What to Watch at This Year's Money 20/20 ConferenceBy
Payments, fintech deals, Equifax to highlight Money 20/20
Apple, Facebook, Amazon executives are scheduled to speak
Maybe this is what Barclays Plc’s Jes Staley was trying to warn his competitors about, when he said this week that banks will need to defend advantages in the payments business from encroachment by technology companies.
More than 11,000 people from 4,500 companies will descend on Las Vegas next week to unveil the latest payments technologies and partnerships. It’s part of an annual pilgrimage for the industry to the Money 20/20 conference.

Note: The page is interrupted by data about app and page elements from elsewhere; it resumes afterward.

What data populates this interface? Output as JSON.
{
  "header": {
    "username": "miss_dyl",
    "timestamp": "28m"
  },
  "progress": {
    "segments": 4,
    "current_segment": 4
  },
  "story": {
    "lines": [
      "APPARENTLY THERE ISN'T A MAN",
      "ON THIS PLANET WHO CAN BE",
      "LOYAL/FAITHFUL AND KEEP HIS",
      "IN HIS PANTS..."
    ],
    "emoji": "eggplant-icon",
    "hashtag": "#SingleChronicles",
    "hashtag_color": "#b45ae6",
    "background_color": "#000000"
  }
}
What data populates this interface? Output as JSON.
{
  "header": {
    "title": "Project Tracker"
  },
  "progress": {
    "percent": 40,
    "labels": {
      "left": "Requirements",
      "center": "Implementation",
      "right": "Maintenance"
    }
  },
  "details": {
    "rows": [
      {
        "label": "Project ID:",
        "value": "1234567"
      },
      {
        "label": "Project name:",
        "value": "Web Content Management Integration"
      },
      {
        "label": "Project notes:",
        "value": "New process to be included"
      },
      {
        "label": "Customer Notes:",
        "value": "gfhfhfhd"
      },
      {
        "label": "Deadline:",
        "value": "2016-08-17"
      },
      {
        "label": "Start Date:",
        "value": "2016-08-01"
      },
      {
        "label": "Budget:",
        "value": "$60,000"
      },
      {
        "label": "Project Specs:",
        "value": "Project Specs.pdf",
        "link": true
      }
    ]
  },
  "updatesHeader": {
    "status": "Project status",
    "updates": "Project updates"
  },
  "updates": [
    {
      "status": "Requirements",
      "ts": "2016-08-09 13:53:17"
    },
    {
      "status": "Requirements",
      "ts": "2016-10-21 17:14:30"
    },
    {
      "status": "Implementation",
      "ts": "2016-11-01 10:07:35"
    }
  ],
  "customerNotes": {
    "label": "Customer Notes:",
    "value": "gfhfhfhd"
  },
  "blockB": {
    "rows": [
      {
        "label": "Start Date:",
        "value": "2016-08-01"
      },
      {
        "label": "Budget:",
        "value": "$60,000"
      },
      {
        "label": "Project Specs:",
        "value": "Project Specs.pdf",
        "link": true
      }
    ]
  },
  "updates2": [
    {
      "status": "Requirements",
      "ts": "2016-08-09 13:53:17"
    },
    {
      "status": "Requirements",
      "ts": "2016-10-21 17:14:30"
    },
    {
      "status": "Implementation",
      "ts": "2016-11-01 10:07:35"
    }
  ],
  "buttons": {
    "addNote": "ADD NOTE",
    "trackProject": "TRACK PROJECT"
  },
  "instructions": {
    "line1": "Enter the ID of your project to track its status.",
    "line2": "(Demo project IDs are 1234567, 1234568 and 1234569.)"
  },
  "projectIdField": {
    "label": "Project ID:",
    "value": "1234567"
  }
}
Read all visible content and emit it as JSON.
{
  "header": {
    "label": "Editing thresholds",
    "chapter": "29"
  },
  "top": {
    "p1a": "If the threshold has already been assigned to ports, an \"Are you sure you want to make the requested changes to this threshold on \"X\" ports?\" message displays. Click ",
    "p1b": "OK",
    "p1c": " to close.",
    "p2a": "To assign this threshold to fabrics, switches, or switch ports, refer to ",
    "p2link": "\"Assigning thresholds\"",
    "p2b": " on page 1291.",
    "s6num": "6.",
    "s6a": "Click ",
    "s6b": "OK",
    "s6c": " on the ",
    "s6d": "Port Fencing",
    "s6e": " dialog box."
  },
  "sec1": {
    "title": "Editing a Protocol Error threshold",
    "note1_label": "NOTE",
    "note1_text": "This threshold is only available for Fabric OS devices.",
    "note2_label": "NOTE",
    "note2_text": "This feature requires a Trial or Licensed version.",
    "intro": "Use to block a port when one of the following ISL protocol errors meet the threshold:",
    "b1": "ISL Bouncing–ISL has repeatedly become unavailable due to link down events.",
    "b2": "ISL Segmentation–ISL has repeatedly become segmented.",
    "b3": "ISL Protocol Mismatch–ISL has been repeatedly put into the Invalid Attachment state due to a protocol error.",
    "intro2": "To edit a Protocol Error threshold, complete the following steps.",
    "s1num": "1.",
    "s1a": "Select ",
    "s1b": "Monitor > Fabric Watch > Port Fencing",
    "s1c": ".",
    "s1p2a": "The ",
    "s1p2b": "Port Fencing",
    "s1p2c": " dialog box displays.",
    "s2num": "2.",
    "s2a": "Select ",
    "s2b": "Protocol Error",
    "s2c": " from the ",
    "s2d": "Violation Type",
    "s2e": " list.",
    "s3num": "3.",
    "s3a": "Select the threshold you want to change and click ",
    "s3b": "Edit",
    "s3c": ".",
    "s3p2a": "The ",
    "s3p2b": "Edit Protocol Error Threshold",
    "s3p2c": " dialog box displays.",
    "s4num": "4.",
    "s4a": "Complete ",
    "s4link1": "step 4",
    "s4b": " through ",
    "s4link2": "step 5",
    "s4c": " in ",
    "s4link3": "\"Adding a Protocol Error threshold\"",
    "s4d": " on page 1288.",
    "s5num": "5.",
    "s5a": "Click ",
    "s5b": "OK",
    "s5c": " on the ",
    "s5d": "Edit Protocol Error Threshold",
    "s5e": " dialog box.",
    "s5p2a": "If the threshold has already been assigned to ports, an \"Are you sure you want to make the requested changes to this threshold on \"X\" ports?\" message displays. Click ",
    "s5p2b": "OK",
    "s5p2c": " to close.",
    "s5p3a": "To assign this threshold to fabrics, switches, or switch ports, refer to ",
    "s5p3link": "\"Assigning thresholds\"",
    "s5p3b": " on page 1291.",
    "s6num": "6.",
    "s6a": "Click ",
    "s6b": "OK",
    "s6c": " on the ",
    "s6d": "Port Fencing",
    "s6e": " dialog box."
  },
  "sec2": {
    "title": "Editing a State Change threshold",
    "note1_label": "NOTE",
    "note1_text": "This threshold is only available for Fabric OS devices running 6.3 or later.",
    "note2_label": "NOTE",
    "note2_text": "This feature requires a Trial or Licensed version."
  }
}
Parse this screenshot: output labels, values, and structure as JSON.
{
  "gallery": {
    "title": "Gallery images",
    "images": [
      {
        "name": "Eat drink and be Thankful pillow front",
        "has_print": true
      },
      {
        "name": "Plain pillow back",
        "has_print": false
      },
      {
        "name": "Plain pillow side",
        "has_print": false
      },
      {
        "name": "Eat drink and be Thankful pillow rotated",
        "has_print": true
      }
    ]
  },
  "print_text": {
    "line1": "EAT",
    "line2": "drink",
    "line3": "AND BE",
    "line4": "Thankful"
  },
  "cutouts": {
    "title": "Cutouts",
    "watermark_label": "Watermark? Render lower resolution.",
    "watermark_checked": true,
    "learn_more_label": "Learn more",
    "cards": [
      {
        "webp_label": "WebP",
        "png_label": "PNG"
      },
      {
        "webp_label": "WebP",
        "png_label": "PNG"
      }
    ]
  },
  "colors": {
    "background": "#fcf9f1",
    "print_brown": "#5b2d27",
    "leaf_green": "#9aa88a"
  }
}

But there’s something different about this year’s conference: Some of the biggest speakers aren’t bankers. They’re from companies such as Apple Inc., Facebook Inc. and Amazon.com Inc.
Jennifer Bailey, the head of Apple Pay, is on the agenda. Also set to appear are Facebook’s Stan Chudnovsky, head of product at the company’s Messenger service; and Patrick Gauthier, vice president of Amazon Pay. The conference comes after payments-services companies PayPal Holdings Inc., Square Inc., Visa Inc. and Mastercard Inc. rose to records this month.
Here’s a look at some of the big themes for this year’s show:
JPMorgan Chase & Co. said this week it plans to purchase the startup WePay, its first acquisition of a so-called fintech company. Until now, lenders have largely turned to partnerships or building their own technology to expand in payments. Now, the question for the thousands of hungry entrepreneurs at Money 20/20 is whether JPMorgan’s acquisition will open the floodgates for other banks to do their own deals.
When Equifax Inc. announced last month that hackers were able to access information on 145 million U.S. consumers, it revived the debate about how firms should verify the identity of users. High-profile breaches pressure banks to abandon static passwords in favor of biometrics and other forms of authentication. And there’s a universe of companies waiting to help lenders solve that problem.
Blockchain enthusiasts will probably continue pitching banks and other firms on the wonders of the distributed-ledger technology. But this year, cryptocurrencies and initial coin offerings might be the bigger headline as the price of bitcoin, the most ubiquitous of the currencies, has jumped. Conference goers will probably want to know more about banks’ progress in deploying blockchain and their appetite for working with cryptocurrencies.
One Year Later
Next week will also be a good time to assess major announcements from years past.
A year ago, banks introduced the person-to-person payments network dubbed Zelle in a challenge to PayPal’s Venmo and Square. In June, lenders began rolling out the service to their 86 million mobile-banking customers. Now, the question for all person-to-person payment services has become: Can they generate revenue?
Bank of America Corp. also made waves last year when it announced Erica, a virtual assistant for mobile-banking customers that uses artificial intelligence to answer questions and offer financial advice. Chief Executive Officer Brian Moynihan said earlier this month that the service will be rolled out in the "next couple of quarters." Conference goers might want to know if other banks will follow BofA’s lead.